Plant-based dietary patterns are commonly divided into two main categories, vegan and vegetarian, with several subcategories low in animal food consumption.12 As such, a healthy plant-based dietary pattern is characterised by high consumption of fresh fruit, vegetables, nuts, seeds, legumes, whole grains and water, but may omit lean meats and dairy.13 14
Conversely, unhealthy dietary patterns are characteristic of a large consumption of ultraprocessed, refined and sugary foods, despite the inclusion or exclusion of animal-based products.15–18 In Australia, there has been a surge of people choosing to follow plant-based lifestyles with over 2.5 million Australians choosing to go meat-free. This equates to 12% of the total population, with the largest proportion of plant-based dieters being young adults between 18 and 45.19
Dietary intervention studies highlight healthy dietary patterns rich in fresh fruits, vegetables, nuts, seeds, whole grains and legumes as promising in reducing symptoms of depression.4 20 However, the evidence of the association between plant-based dietary patterns and depression is inconsistent and conflicting.21 Some studies suggest that plant-based diets (PBD) are associated with improved mood and mental health.22
Others suggest that PBDs are associated with a greater risk of depressive symptoms,23 24 while others find no relationship.25–27 A meta-analysis of 13 studies by Iguacel et al 28 found that vegans and vegetarians were at increased risk of depression (OR=2.14, 95% CI: 1.11 to 4.15). Another systematic review and meta-analysis of ten observational studies by Askari et al 29 found no association between those who consumed a vegetarian diet and depression symptoms (pooled effect size: 1.02, 95% CI: 0.84 to 1.25).
While a narrative review of 19 studies by Jain et al.30 found conflicting information, some studies suggesting that those who adhered to vegan and vegetarian dietary patterns had higher depression rates, while others indicated they were associated with decreased depressive symptoms.
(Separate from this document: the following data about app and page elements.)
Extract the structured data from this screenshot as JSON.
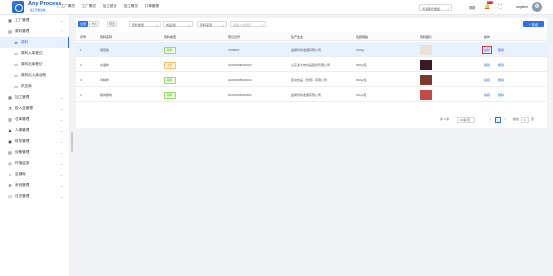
{
  "app": {
    "title": "Any Process",
    "subtitle": "加工管理系统"
  },
  "topnav": [
    {
      "label": "工厂概况",
      "icon": "home-icon"
    },
    {
      "label": "工厂概况",
      "icon": "factory-icon"
    },
    {
      "label": "加工统计",
      "icon": "stats-icon"
    },
    {
      "label": "加工概况",
      "icon": "overview-icon"
    },
    {
      "label": "订单管理",
      "icon": "order-icon"
    }
  ],
  "header": {
    "org_select": "普洛斯仓储加...",
    "link": "帮助",
    "notification_count": "99+",
    "user_name": "anyfarm"
  },
  "sidebar": [
    {
      "label": "工厂管理",
      "icon": "▦",
      "chev": "⌄"
    },
    {
      "label": "原料管理",
      "icon": "▤",
      "chev": "⌃"
    },
    {
      "label": "原料",
      "icon": "⇄",
      "sub": true,
      "active": true
    },
    {
      "label": "原料入库登记",
      "icon": "▭",
      "sub": true
    },
    {
      "label": "原料出库登记",
      "icon": "▭",
      "sub": true
    },
    {
      "label": "原料出入库台账",
      "icon": "▭",
      "sub": true
    },
    {
      "label": "供应商",
      "icon": "▭",
      "sub": true
    },
    {
      "label": "加工管理",
      "icon": "▦",
      "chev": "⌄"
    },
    {
      "label": "投入品管理",
      "icon": "⚗",
      "chev": "⌄"
    },
    {
      "label": "仓库管理",
      "icon": "▥",
      "chev": "⌄"
    },
    {
      "label": "人事管理",
      "icon": "♟",
      "chev": "⌄"
    },
    {
      "label": "财务管理",
      "icon": "▣",
      "chev": "⌄"
    },
    {
      "label": "设备管理",
      "icon": "▤",
      "chev": "⌄"
    },
    {
      "label": "环境监测",
      "icon": "◎",
      "chev": "⌄"
    },
    {
      "label": "店铺库",
      "icon": "⌂",
      "chev": "⌄"
    },
    {
      "label": "系统管理",
      "icon": "⚙",
      "chev": "⌄"
    },
    {
      "label": "日志管理",
      "icon": "◷",
      "chev": "⌄"
    }
  ],
  "toolbar": {
    "btn1": "全部",
    "btn2": "卡片",
    "btn3": "导出",
    "filter1": "原料类型",
    "filter2": "成品/批",
    "filter3": "原料来源",
    "search_placeholder": "请输入关键词",
    "add_label": "+ 新增"
  },
  "table": {
    "columns": [
      "序号",
      "原料名称",
      "原料类型",
      "登记证号",
      "生产企业",
      "包装规格",
      "原料图片",
      "操作"
    ],
    "rows": [
      {
        "no": "1",
        "name": "番茄酱",
        "type": "辅料",
        "type_color": "green",
        "cert": "7008847",
        "company": "金阙华岭发展有限公司",
        "spec": "100kg",
        "img": "#e9e3d3",
        "selected": true
      },
      {
        "no": "2",
        "name": "水晶粉",
        "type": "主料",
        "type_color": "orange",
        "cert": "20230508000903",
        "company": "山东龙大肉食品股份有限公司",
        "spec": "500g/包",
        "img": "#3b1a24"
      },
      {
        "no": "3",
        "name": "鸡精粉",
        "type": "辅料",
        "type_color": "green",
        "cert": "20230508000903",
        "company": "亚洲食品（沈阳）有限公司",
        "spec": "500g/包",
        "img": "#7a3b2e"
      },
      {
        "no": "4",
        "name": "腊肉腊味",
        "type": "辅料",
        "type_color": "green",
        "cert": "20230508000903",
        "company": "金阙华岭发展有限公司",
        "spec": "10kg/包",
        "img": "#c44a4a"
      }
    ],
    "action_edit": "编辑",
    "action_delete": "删除"
  },
  "pager": {
    "total": "共 4 条",
    "page_size": "10条/页",
    "prev": "<",
    "current": "1",
    "next": ">",
    "goto": "前往",
    "goto_value": "1",
    "page_unit": "页"
  }
}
Other primary research studies suggest that young adult vegetarians are at higher risk of depression31 and suicide32 than omnivores in the same age group.
The reasons for these conflicting findings are not yet fully understood but may be due to the lack of heterogeneity of the measurement of dietary patterns (self-report), and that quality rather than dietary patterns needs to be further explored in this population.33
Indeed a recent meta-analysis showed an increased risk of depression in vegetarians,34 however, the interpretation of the findings is limited due to the lack of methodological clarity in vegetarian diets being of ‘low’ or ‘no’ meat consumption. As such, diet quality measures in PBD is critical for exploring the association between diet and mental health.
This study explores the association between vegan and vegetarian dietary patterns and depressive symptoms in adults by exploring the overall dietary quality of these patterns. The research hypothesises that a high-quality PBD is associated with a lower risk of depressive symptoms.
reference link : https://nutrition.bmj.com/content/early/2021/10/28/bmjnph-2021-000332
Original Research: Open access.
“Plant-based dietary quality and depressive symptoms in Australian vegans and vegetarians: a cross-sectional study” by Megan Frances Lee et al. BMJ Nutrition, Prevention & Health